“The traditional skills of PR, creating genuinely newsworthy content and earning coverage, mentions, shares and links from respected publications, sites and industry influencers, are key for effective SEO.”

This is why PR has to be an integral part of your marketing strategy if you want to improve your search rankings.  And why we have to be constantly watching out for changes which affect the way search rankings work.

Five search trends to watch from a PR and SEO perspective:

1.The rise of voice search

People search differently by voice than by typing.  What you yell at Alexa or Siri is not exactly what you type in your search bar.

Brands need to create content that works for long tail searches, with key words which are going to be used in this format.  Which is a good thing, as highly specific multi-word phrases tend to be more effective in achieving well in search rankings

“PR agencies that understand the importance of key words and how they work in the mobile world can add real value to clients as content strategy changes.”

2. Featured Snippets

Half of all searches are predicted to be voice searches by 2020.

So Featured Snippets – the block on the top right of your Google search – will be absolutely vital as they are used to drive voice search results.

Activity and content needs to be devised with these in mind.

3. Personalisation

There will be a more searches based on images and personalisation, where the search starts by seeing the right picture for that person.

PR must take this into account. Good quality imagery and visuals should accompany your copy.

4. Eyefluence

Google bought an eye-tracking startup last year Eyefluence. We need to keep an eye out on this trend (sorry, couldn’t resist.)

5. Fred

Fred, Google’s latest update has put a huge emphasis on good quality content.

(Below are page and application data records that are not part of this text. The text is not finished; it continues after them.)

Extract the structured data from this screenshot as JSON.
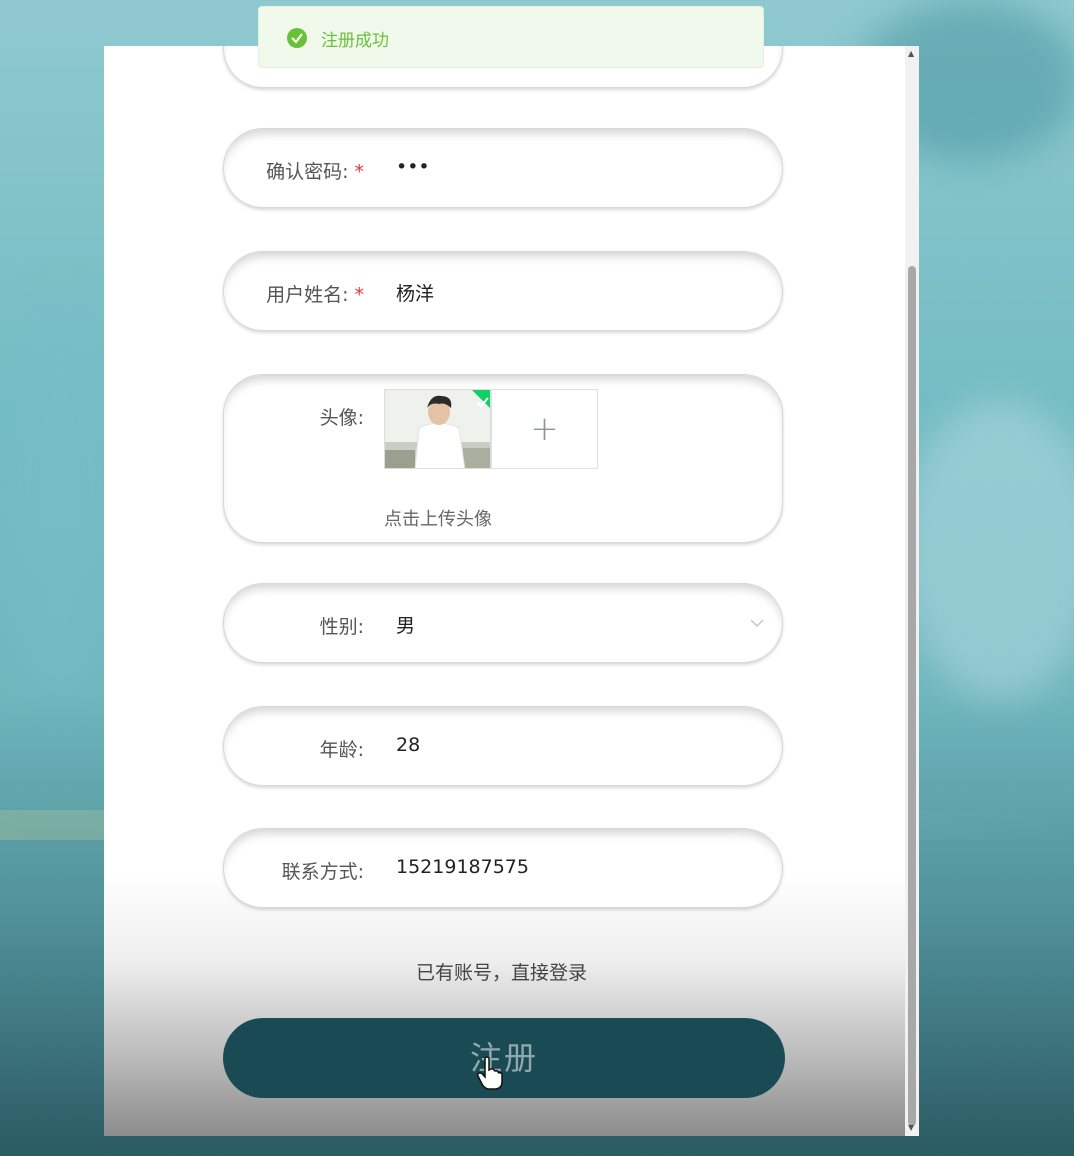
{
  "toast": {
    "message": "注册成功",
    "icon": "success-check-icon",
    "color": "#67c23a"
  },
  "form": {
    "confirm_password": {
      "label": "确认密码:",
      "required": "*",
      "value": "•••"
    },
    "real_name": {
      "label": "用户姓名:",
      "required": "*",
      "value": "杨洋"
    },
    "avatar": {
      "label": "头像:",
      "hint": "点击上传头像",
      "add_symbol": "+"
    },
    "gender": {
      "label": "性别:",
      "value": "男"
    },
    "age": {
      "label": "年龄:",
      "value": "28"
    },
    "phone": {
      "label": "联系方式:",
      "value": "15219187575"
    }
  },
  "login_link": "已有账号，直接登录",
  "submit_label": "注册",
  "colors": {
    "submit_bg": "#1a4b55",
    "required": "#e33333"
  }
}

“The rules of great communication remain constant: understand your audience and give them the content they want.

New technologies mean that search experts can never completely relax as there is always a new trick to learn.”  Danny Parker, editor PR Moment.

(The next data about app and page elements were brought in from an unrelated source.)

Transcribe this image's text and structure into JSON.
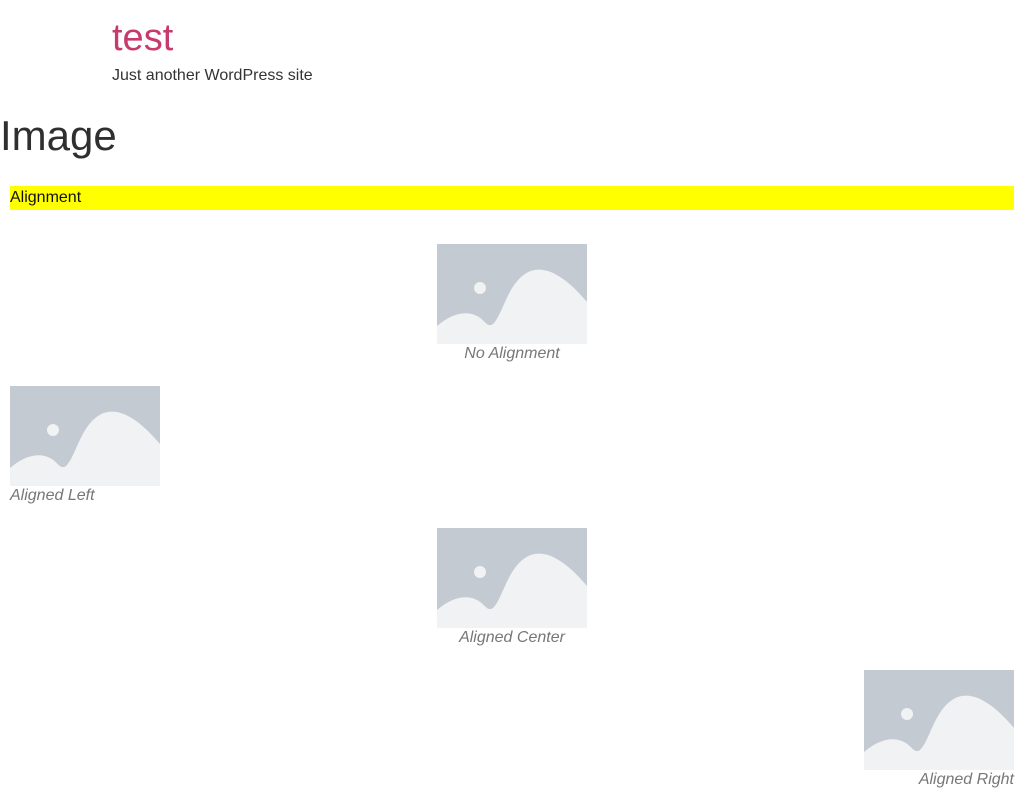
{
  "site": {
    "title": "test",
    "tagline": "Just another WordPress site"
  },
  "page": {
    "title": "Image"
  },
  "section": {
    "heading": "Alignment"
  },
  "images": [
    {
      "caption": "No Alignment",
      "alignment": "none"
    },
    {
      "caption": "Aligned Left",
      "alignment": "left"
    },
    {
      "caption": "Aligned Center",
      "alignment": "center"
    },
    {
      "caption": "Aligned Right",
      "alignment": "right"
    }
  ],
  "placeholder_icon": "image-placeholder-icon",
  "colors": {
    "site_title": "#c83a6e",
    "highlight": "#ffff00",
    "placeholder_bg": "#c3cad2",
    "placeholder_fg": "#f0f2f4"
  }
}
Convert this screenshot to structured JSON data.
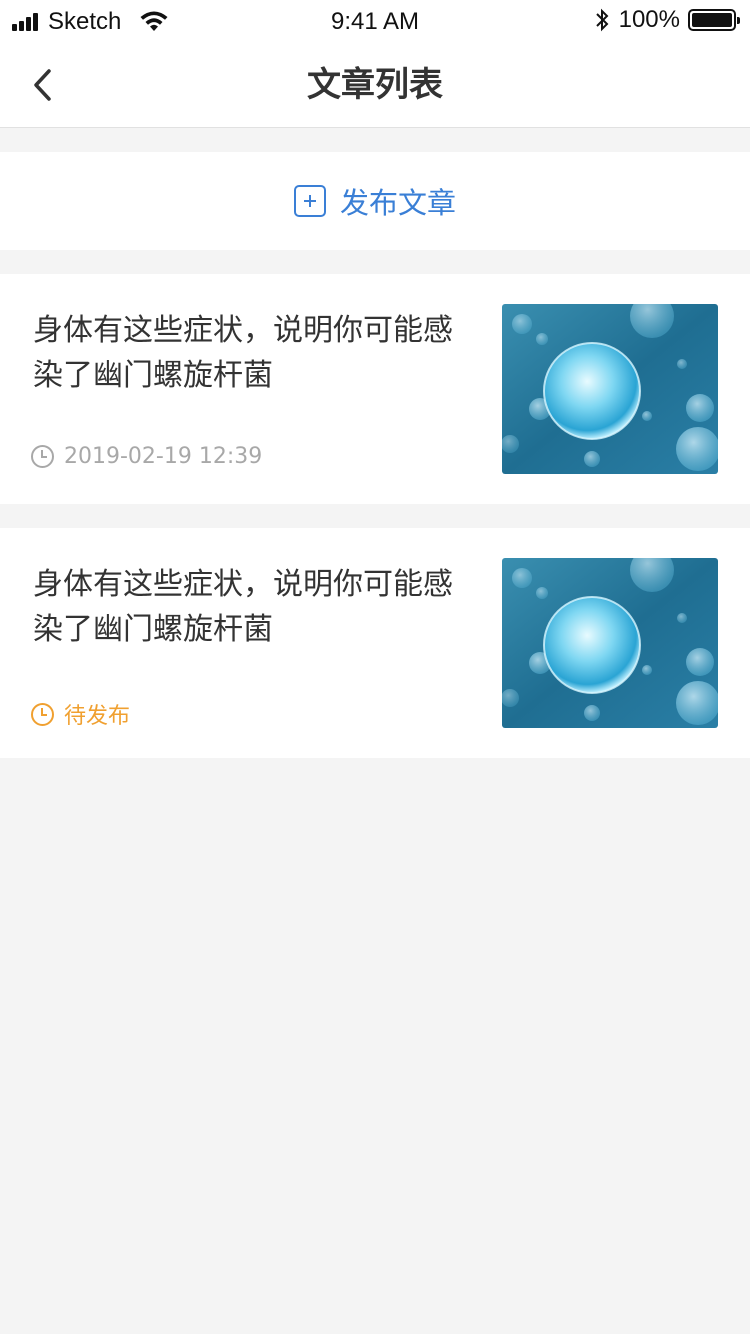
{
  "status_bar": {
    "carrier": "Sketch",
    "time": "9:41 AM",
    "battery": "100%"
  },
  "nav": {
    "title": "文章列表",
    "back_icon": "chevron-left-icon"
  },
  "publish": {
    "label": "发布文章",
    "icon": "plus-square-icon",
    "color": "#3a7fd6"
  },
  "articles": [
    {
      "title": "身体有这些症状，说明你可能感染了幽门螺旋杆菌",
      "meta": "2019-02-19 12:39",
      "meta_color": "#a8a8a8",
      "image": "bacteria-cell-thumbnail"
    },
    {
      "title": "身体有这些症状，说明你可能感染了幽门螺旋杆菌",
      "meta": "待发布",
      "meta_color": "#f0a030",
      "image": "bacteria-cell-thumbnail"
    }
  ]
}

These five trends formed the basis of an internal training programme we recently delivered at Twelve PR.    

You can read the original copy and quotes on www.prmoment.com